I see myself as someone who is going to be in a better place than I am right now. By then, my capital would have increased. I see myself in a big place basically.
Since you started designing, what would you say has been a challenge for you?
First, it was capital and then the other is the fact that most people don’t like putting on African print mixed products. They tend to say they don’t wear Ankara or that they don’t like wearing what other people are wearing but then these same set of people walk into stores and buy designer clothes. They can’t buy my own limited designs but they would rather buy the big names.
Do you have a big dream?
I would love to see my designs on everyone but there is a particular person I would love to design an outfit for. Her name is Olarslim and she is a fashion designer as well. She is a very free person and I look up to her. She wears designs by other designers as well, so I would love for her to wear one of my designs.
Do you think there is a place for everyone in fashion and design?
It just depends on your creativity and if you are able to adjust to the pace at which the world is moving. Sometimes, I see some designers and I wish I could reach out to them and talk to them about some of their fabric choices and designs. But, we are all learning and that’s probably their learning process.
Is there such a thing as innovation in the fashion industry or have all the ideas been explored?
I think everything is going round in circles. For instance, there was a time when corsets were just for people who used waist trainers but right now, it’s a widely accepted trend. Someone brought it back and it came back as a trend, soon people would get tired of it and Oleku might just come back.
What advice would you give a person who wants to be a designer?
Start somewhere. My first sewing was really bad. I have had cases of what-you-ordered-versus-what-you-got but it’s normal. You should just be prepared because every day isn’t going to be a good day, it won’t all be rosy. It’s just life, we would always face challenges, how well you deal with it would determine how you would face the next ones. It would make you progress. Consistency is key.
How did you handle the bad situation you just mentioned?
I felt bad, I said I was never going to sew again. It was around the University of Ibadan fashion week period and I had a lot on my plate at the time. I was trying to sort out what the models would wear and I had a client who wanted to make clothes for her friends for her birthday party. I couldn’t do it alone, I had to outsource some of them. The person that helped me out messed everything up. It wasn’t made to my taste. The ones I made were perfect but the other ones were bad. I couldn’t tell the client that I outsourced it, I had to take responsibility because it was my job and I should have done it myself. I felt bad that I ruined someone’s birthday and I decided I wasn’t going to sew anymore. However, a friend who knew one of the girls heard about it and texted me. He had seen my designs before and knew what I was capable of so he encouraged me not to give up because he knew I could do better than that. So right now, I don’t take more jobs than I can handle.
Do you have mentees?
No, I don’t. I am still a student but let’s see how that goes.

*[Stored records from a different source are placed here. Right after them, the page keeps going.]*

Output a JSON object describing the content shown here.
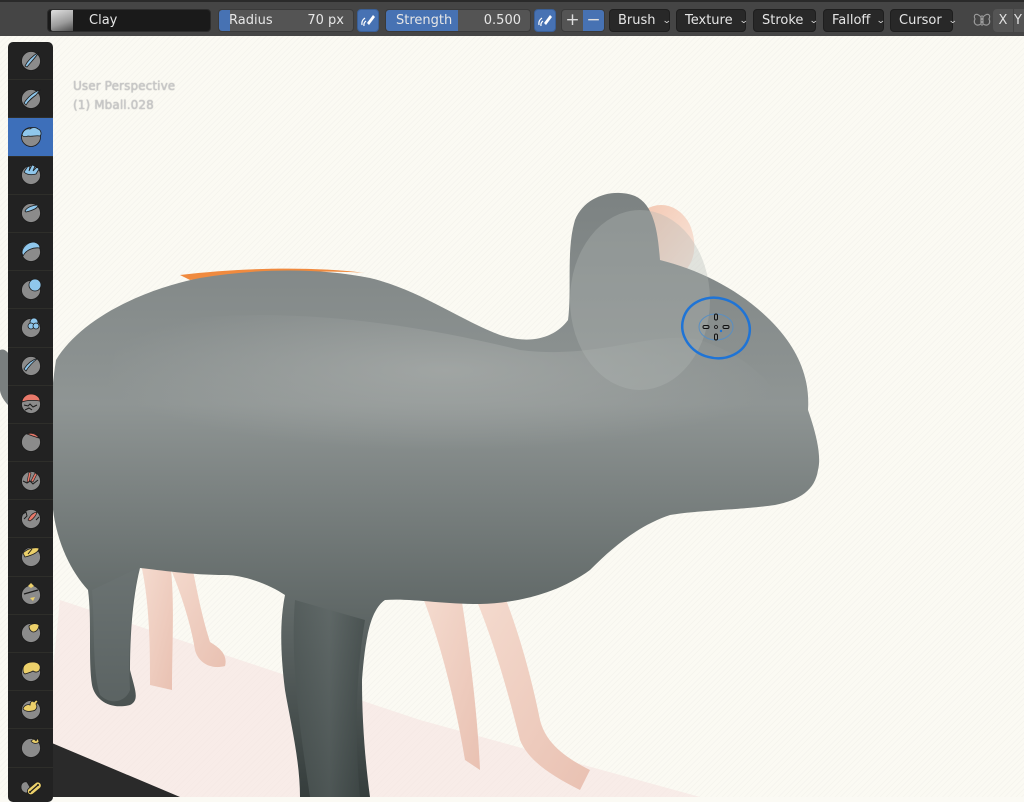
{
  "header": {
    "brush_name": "Clay",
    "radius": {
      "label": "Radius",
      "value": "70 px",
      "fill_fraction": 0.08
    },
    "strength": {
      "label": "Strength",
      "value": "0.500",
      "fill_fraction": 0.5
    },
    "direction": {
      "add_label": "+",
      "subtract_label": "−",
      "active": "subtract"
    },
    "menus": [
      {
        "label": "Brush",
        "icon": "chevron-down-icon"
      },
      {
        "label": "Texture",
        "icon": "chevron-down-icon"
      },
      {
        "label": "Stroke",
        "icon": "chevron-down-icon"
      },
      {
        "label": "Falloff",
        "icon": "chevron-down-icon"
      },
      {
        "label": "Cursor",
        "icon": "chevron-down-icon"
      }
    ],
    "symmetry_icon": "butterfly-symmetry-icon",
    "axis_x": "X",
    "axis_y": "Y"
  },
  "viewport": {
    "view_label": "User Perspective",
    "object_label": "(1) Mball.028"
  },
  "toolbar": {
    "active_index": 2,
    "tools": [
      {
        "name": "draw",
        "color": "#8fc7ec"
      },
      {
        "name": "draw-sharp",
        "color": "#8fc7ec"
      },
      {
        "name": "clay",
        "color": "#8fc7ec"
      },
      {
        "name": "clay-strips",
        "color": "#8fc7ec"
      },
      {
        "name": "clay-thumb",
        "color": "#8fc7ec"
      },
      {
        "name": "layer",
        "color": "#8fc7ec"
      },
      {
        "name": "inflate",
        "color": "#8fc7ec"
      },
      {
        "name": "blob",
        "color": "#8fc7ec"
      },
      {
        "name": "crease",
        "color": "#8fc7ec"
      },
      {
        "name": "smooth",
        "color": "#e8796a"
      },
      {
        "name": "flatten",
        "color": "#e8796a"
      },
      {
        "name": "fill",
        "color": "#e8796a"
      },
      {
        "name": "scrape",
        "color": "#e8796a"
      },
      {
        "name": "multiplane-scrape",
        "color": "#ecd06a"
      },
      {
        "name": "pinch",
        "color": "#ecd06a"
      },
      {
        "name": "grab",
        "color": "#ecd06a"
      },
      {
        "name": "elastic-deform",
        "color": "#ecd06a"
      },
      {
        "name": "snake-hook",
        "color": "#ecd06a"
      },
      {
        "name": "thumb",
        "color": "#ecd06a"
      },
      {
        "name": "pose",
        "color": "#ecd06a"
      }
    ]
  },
  "colors": {
    "accent": "#4772b3",
    "header_bg": "#454545",
    "toolbar_bg": "#222222",
    "brush_cursor": "#1f74d6"
  }
}
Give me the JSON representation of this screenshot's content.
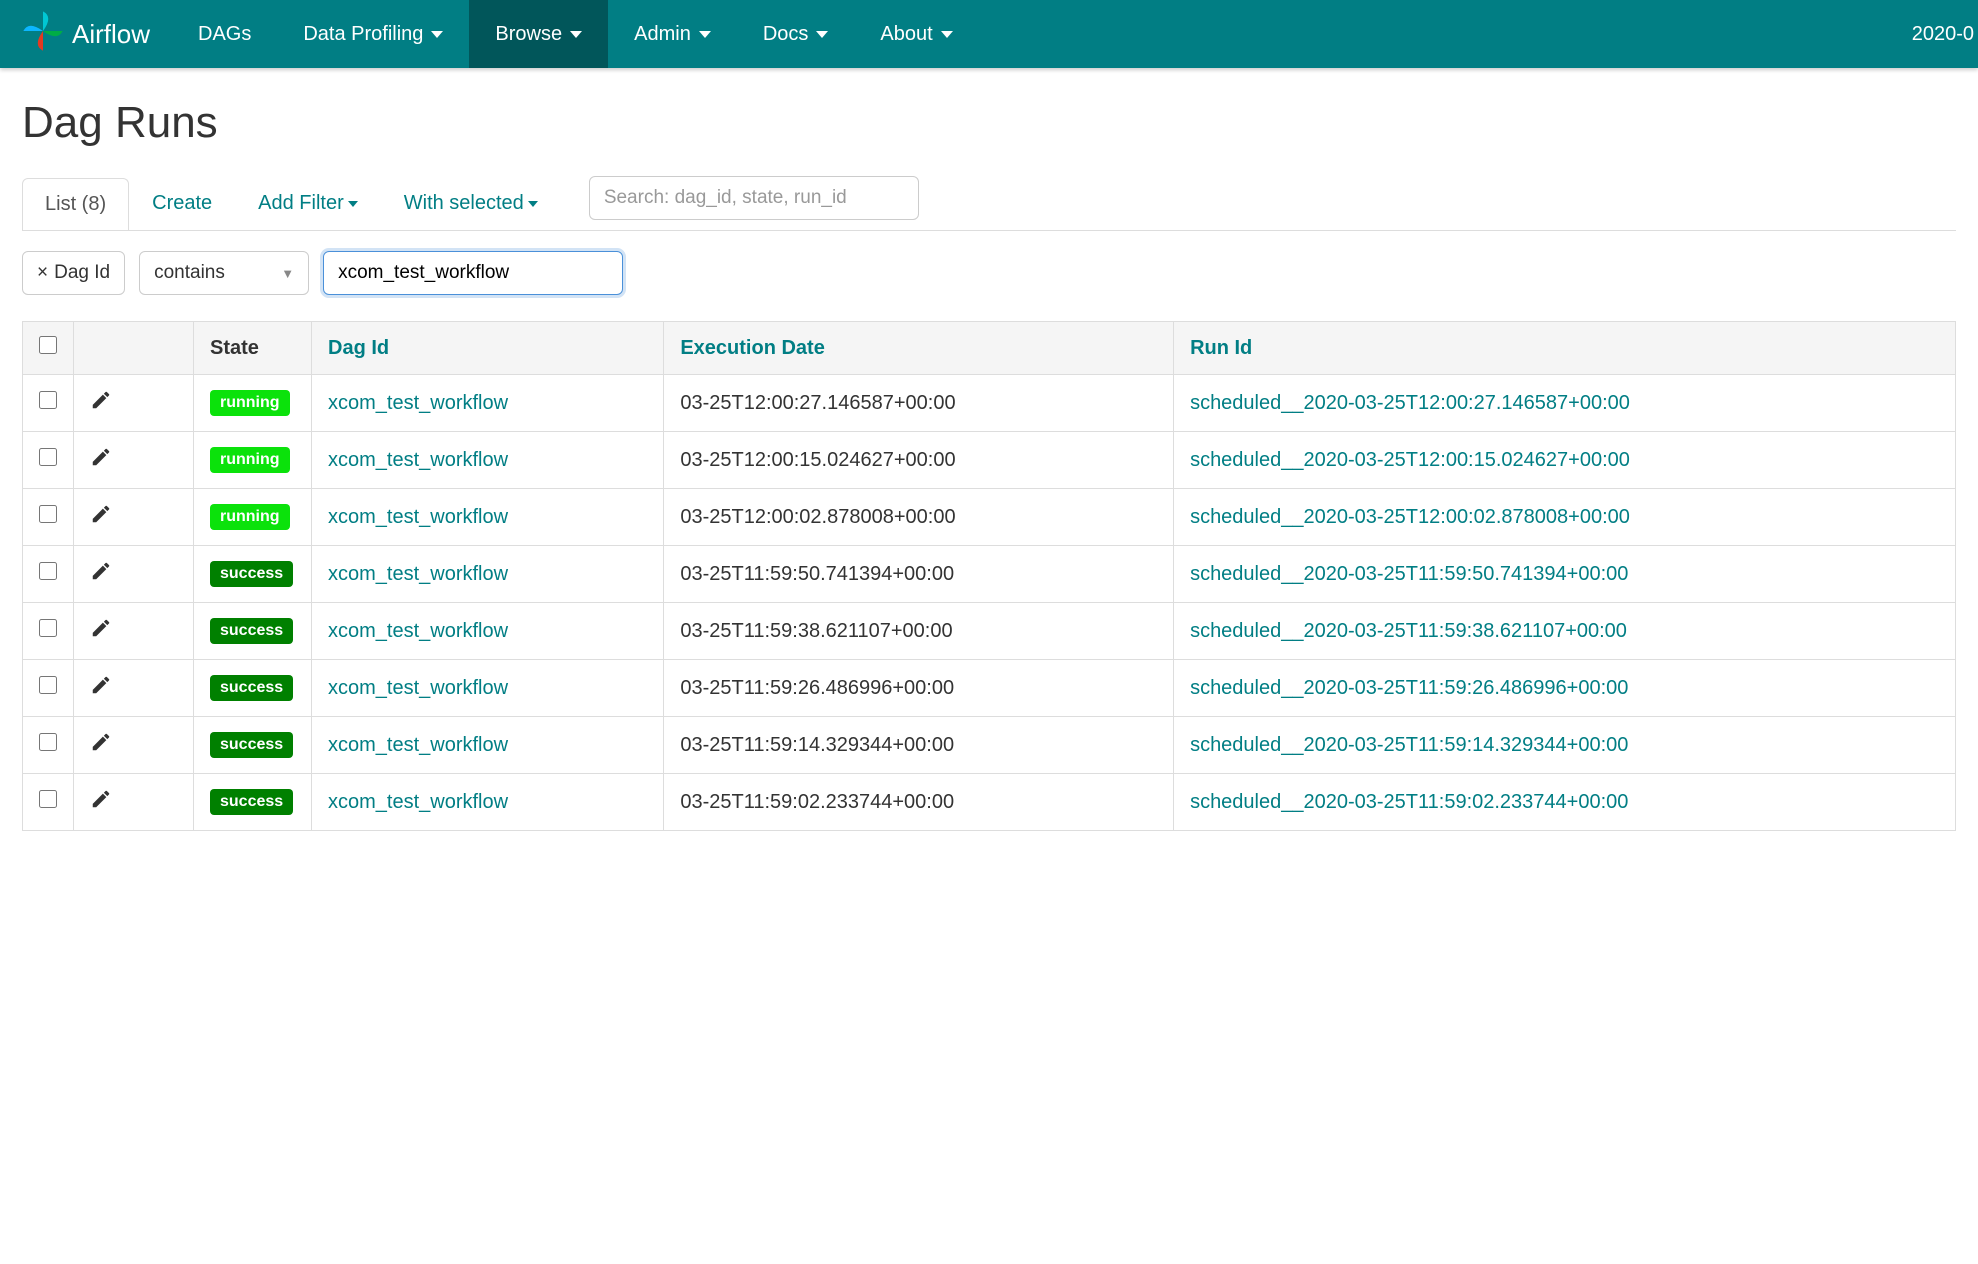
{
  "brand": "Airflow",
  "clock": "2020-0",
  "nav": [
    {
      "label": "DAGs",
      "dropdown": false,
      "active": false
    },
    {
      "label": "Data Profiling",
      "dropdown": true,
      "active": false
    },
    {
      "label": "Browse",
      "dropdown": true,
      "active": true
    },
    {
      "label": "Admin",
      "dropdown": true,
      "active": false
    },
    {
      "label": "Docs",
      "dropdown": true,
      "active": false
    },
    {
      "label": "About",
      "dropdown": true,
      "active": false
    }
  ],
  "page_title": "Dag Runs",
  "tabs": {
    "list_label": "List (8)",
    "create": "Create",
    "add_filter": "Add Filter",
    "with_selected": "With selected"
  },
  "search_placeholder": "Search: dag_id, state, run_id",
  "filter": {
    "field": "Dag Id",
    "op": "contains",
    "value": "xcom_test_workflow"
  },
  "columns": {
    "state": "State",
    "dag_id": "Dag Id",
    "execution_date": "Execution Date",
    "run_id": "Run Id"
  },
  "rows": [
    {
      "state": "running",
      "dag_id": "xcom_test_workflow",
      "execution_date": "03-25T12:00:27.146587+00:00",
      "run_id": "scheduled__2020-03-25T12:00:27.146587+00:00"
    },
    {
      "state": "running",
      "dag_id": "xcom_test_workflow",
      "execution_date": "03-25T12:00:15.024627+00:00",
      "run_id": "scheduled__2020-03-25T12:00:15.024627+00:00"
    },
    {
      "state": "running",
      "dag_id": "xcom_test_workflow",
      "execution_date": "03-25T12:00:02.878008+00:00",
      "run_id": "scheduled__2020-03-25T12:00:02.878008+00:00"
    },
    {
      "state": "success",
      "dag_id": "xcom_test_workflow",
      "execution_date": "03-25T11:59:50.741394+00:00",
      "run_id": "scheduled__2020-03-25T11:59:50.741394+00:00"
    },
    {
      "state": "success",
      "dag_id": "xcom_test_workflow",
      "execution_date": "03-25T11:59:38.621107+00:00",
      "run_id": "scheduled__2020-03-25T11:59:38.621107+00:00"
    },
    {
      "state": "success",
      "dag_id": "xcom_test_workflow",
      "execution_date": "03-25T11:59:26.486996+00:00",
      "run_id": "scheduled__2020-03-25T11:59:26.486996+00:00"
    },
    {
      "state": "success",
      "dag_id": "xcom_test_workflow",
      "execution_date": "03-25T11:59:14.329344+00:00",
      "run_id": "scheduled__2020-03-25T11:59:14.329344+00:00"
    },
    {
      "state": "success",
      "dag_id": "xcom_test_workflow",
      "execution_date": "03-25T11:59:02.233744+00:00",
      "run_id": "scheduled__2020-03-25T11:59:02.233744+00:00"
    }
  ]
}
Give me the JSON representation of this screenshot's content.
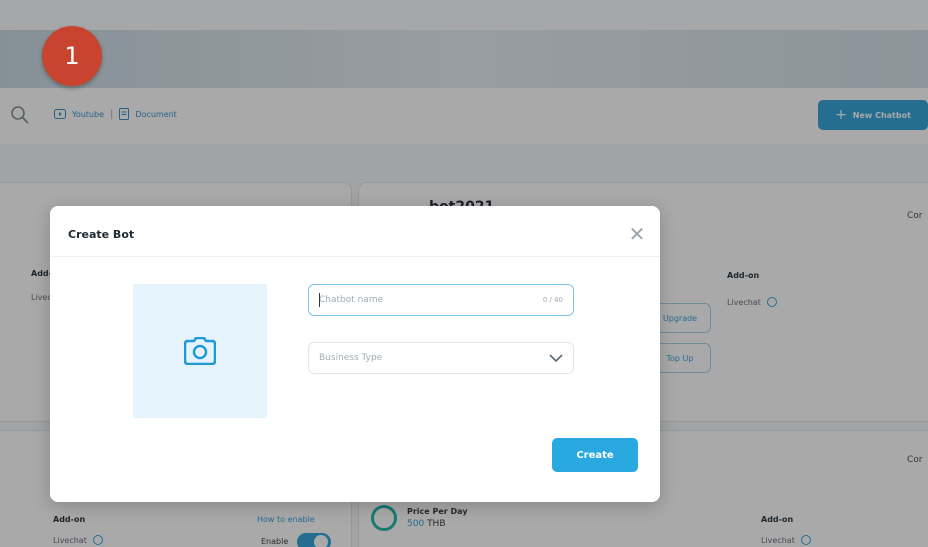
{
  "step_badge": "1",
  "header": {
    "youtube_label": "Youtube",
    "separator": "|",
    "document_label": "Document",
    "new_chatbot_label": "New Chatbot",
    "plus_glyph": "+"
  },
  "cards": {
    "partial_title": "bot2021",
    "upgrade_label": "Upgrade",
    "top_up_label": "Top Up",
    "addon_label": "Add-on",
    "livechat_label": "Livechat",
    "addon_label_2": "Add-on",
    "livechat_label_2": "Livechat",
    "addon_label_3": "Add-on",
    "livechat_label_3": "Livechat",
    "how_to_enable": "How to enable",
    "enable_label": "Enable",
    "price_per_day_label": "Price Per Day",
    "price_value": "500",
    "price_currency": "THB",
    "cor_1": "Cor",
    "cor_2": "Cor"
  },
  "modal": {
    "title": "Create Bot",
    "close_glyph": "✕",
    "name_placeholder": "Chatbot name",
    "name_counter": "0 / 40",
    "business_type_placeholder": "Business Type",
    "create_label": "Create"
  },
  "colors": {
    "accent": "#2aa9e0",
    "badge": "#c8442e"
  }
}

I am running an online business and we don’t know what the future holds.
A business is an integrated process, it involves different processes, what part stresses you out the most or what don’t you like?
The whole process of making the clothes?
How do you handle hiring your staff?
Well, it’s really hard to get good designers so that’s why it’s just me and one other person that I really trust for now. The other person used to make a lot of mistakes as well and I would have to redo the work but with time the person got better. It wasn’t easy at first but we are good now, the person is improving. When I leave school and I have enough capital, I would get some Senegalese tailors because they are really good but expensive.
The talk is a series of conversations with young people who are entrepreneurs in different fields and niches. We are talking about their passion, sources of inspiration, struggles and how they are making a name for themselves in the various industries that they have chosen, though all industries seem to be saturated and fully explored. The younger generation is taking over and we love to see it and talk about it.